  1. Wertz, William C., Associated Press "LDS President opposes ERA, encourages women to be wives," The Rexburg [Idaho] Standard, Tuesday, June 19, 1979.

Quoting President Kimball: "The woman was made to be the wife, the one who teaches and trains the children."

  1. Oral communication.

  2. Wertz, William C., Associated Press "LDS President opposes ERA, encourages women to be wives," The Rexburg [Idaho] Standard, Tuesday, June 19, 1979.

  3. ibid.

  4. Correspondence from Hartman Rector to Teddie Wood, August 29, 1978.

  5. A few of these are:

--Degn, Louise, "Mormon Women and Depression," KSL [Salt Lake] TV commentary, February 17, 1978.

--Cardall, Duane, "The Three Faces of Depression: Teenage Suicide," KSL TV documentary, February 10, 1979.

--Burgoyne, Robert H. and Burgoyne, Rodney W., "Belief Systems and Unhappiness: the Mormon Woman Example," Dialogue: A Journal of Mormon Thought, 1978, 3, 48-53.

--Associated Press Provo, Utah, "Depression Among Y Students on Rise, Health Director Notes," Salt Lake Tribune, March 14, 1979.

--Warenski, Marilyn Patriarchs and Politics: the Plight of the Mormon Woman, (New York: McGraw-Hill, 1978). See especially Chapter 4, pp. 81-106: "Double Dose of the Double Message."

  1. Governor's Commission on the Status of Women, "Utah Women: A Profile," June 1978, p. 42.

  2. Cardall, Duane, "The Three Faces of Depression: Teenage Suicide," KSL TV documentary, February 10, 1979.

  3. Associated Press, Logan, Utah, "Utah Weddings 40% Teens," Salt Lake Tribune, April 8, 1979.

  4. Governor's Commission on the Status of Women, "Utah Women: A Profile," June 1978, pp. 23-46.

  5. Recently, when a Stake President in Provo, Utah, suggested to the Regional Representative that a woman speak in Stake Conference about women in the Church, the Regional Representative replied, "We can't have a woman talking about women in Conference."

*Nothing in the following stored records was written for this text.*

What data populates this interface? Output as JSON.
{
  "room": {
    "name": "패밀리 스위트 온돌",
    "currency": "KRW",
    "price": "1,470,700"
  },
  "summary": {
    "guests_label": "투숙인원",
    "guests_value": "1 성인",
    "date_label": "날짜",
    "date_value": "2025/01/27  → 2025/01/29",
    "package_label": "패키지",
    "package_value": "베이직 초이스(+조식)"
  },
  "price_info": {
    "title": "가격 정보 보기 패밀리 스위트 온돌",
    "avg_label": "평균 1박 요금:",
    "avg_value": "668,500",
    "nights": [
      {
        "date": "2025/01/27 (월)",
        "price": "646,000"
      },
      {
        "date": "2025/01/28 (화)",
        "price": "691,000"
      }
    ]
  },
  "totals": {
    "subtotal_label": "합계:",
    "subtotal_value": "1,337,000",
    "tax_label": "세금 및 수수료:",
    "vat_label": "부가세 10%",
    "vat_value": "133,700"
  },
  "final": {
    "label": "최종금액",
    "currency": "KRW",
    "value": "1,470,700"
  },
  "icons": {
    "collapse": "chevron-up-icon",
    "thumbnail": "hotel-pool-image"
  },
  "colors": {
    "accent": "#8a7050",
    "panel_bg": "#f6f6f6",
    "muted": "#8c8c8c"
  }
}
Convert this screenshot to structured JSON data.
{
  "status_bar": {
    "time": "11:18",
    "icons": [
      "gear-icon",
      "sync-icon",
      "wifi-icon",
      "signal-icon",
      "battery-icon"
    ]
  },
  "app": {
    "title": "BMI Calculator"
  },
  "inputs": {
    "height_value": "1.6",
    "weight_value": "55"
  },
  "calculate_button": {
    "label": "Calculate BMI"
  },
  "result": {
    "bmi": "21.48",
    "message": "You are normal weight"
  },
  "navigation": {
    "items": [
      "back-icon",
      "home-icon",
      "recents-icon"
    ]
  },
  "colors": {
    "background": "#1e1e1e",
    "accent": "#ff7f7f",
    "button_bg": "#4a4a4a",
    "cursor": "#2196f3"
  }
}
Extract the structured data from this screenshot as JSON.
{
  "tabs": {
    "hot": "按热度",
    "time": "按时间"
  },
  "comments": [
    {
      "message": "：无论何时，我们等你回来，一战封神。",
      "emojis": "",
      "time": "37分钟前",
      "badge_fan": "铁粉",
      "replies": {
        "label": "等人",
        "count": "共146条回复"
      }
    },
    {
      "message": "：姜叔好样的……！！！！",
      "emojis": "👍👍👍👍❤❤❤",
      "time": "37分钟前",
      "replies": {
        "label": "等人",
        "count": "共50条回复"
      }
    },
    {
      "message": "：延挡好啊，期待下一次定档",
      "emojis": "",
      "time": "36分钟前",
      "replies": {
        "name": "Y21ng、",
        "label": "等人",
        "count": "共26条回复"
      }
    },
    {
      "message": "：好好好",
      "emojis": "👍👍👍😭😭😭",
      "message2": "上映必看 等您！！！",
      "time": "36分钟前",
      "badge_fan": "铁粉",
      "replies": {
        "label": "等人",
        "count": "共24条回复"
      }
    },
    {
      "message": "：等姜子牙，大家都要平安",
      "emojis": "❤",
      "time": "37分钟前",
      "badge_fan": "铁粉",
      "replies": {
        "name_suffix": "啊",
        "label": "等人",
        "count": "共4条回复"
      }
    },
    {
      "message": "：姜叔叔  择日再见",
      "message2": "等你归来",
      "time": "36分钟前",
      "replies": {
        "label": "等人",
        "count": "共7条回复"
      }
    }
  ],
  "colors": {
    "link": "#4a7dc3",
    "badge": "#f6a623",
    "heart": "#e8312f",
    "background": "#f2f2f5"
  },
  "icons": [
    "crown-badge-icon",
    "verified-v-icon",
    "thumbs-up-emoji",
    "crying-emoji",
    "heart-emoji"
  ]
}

This fear—and disdain—is, I believe, prevalent among men in the Church and has accounted in the last few months for a truly incredible phenomenon: a book entitled, WOMAN, published by Deseret Book, which has as its authors 15 male leaders of the Church—not a single woman!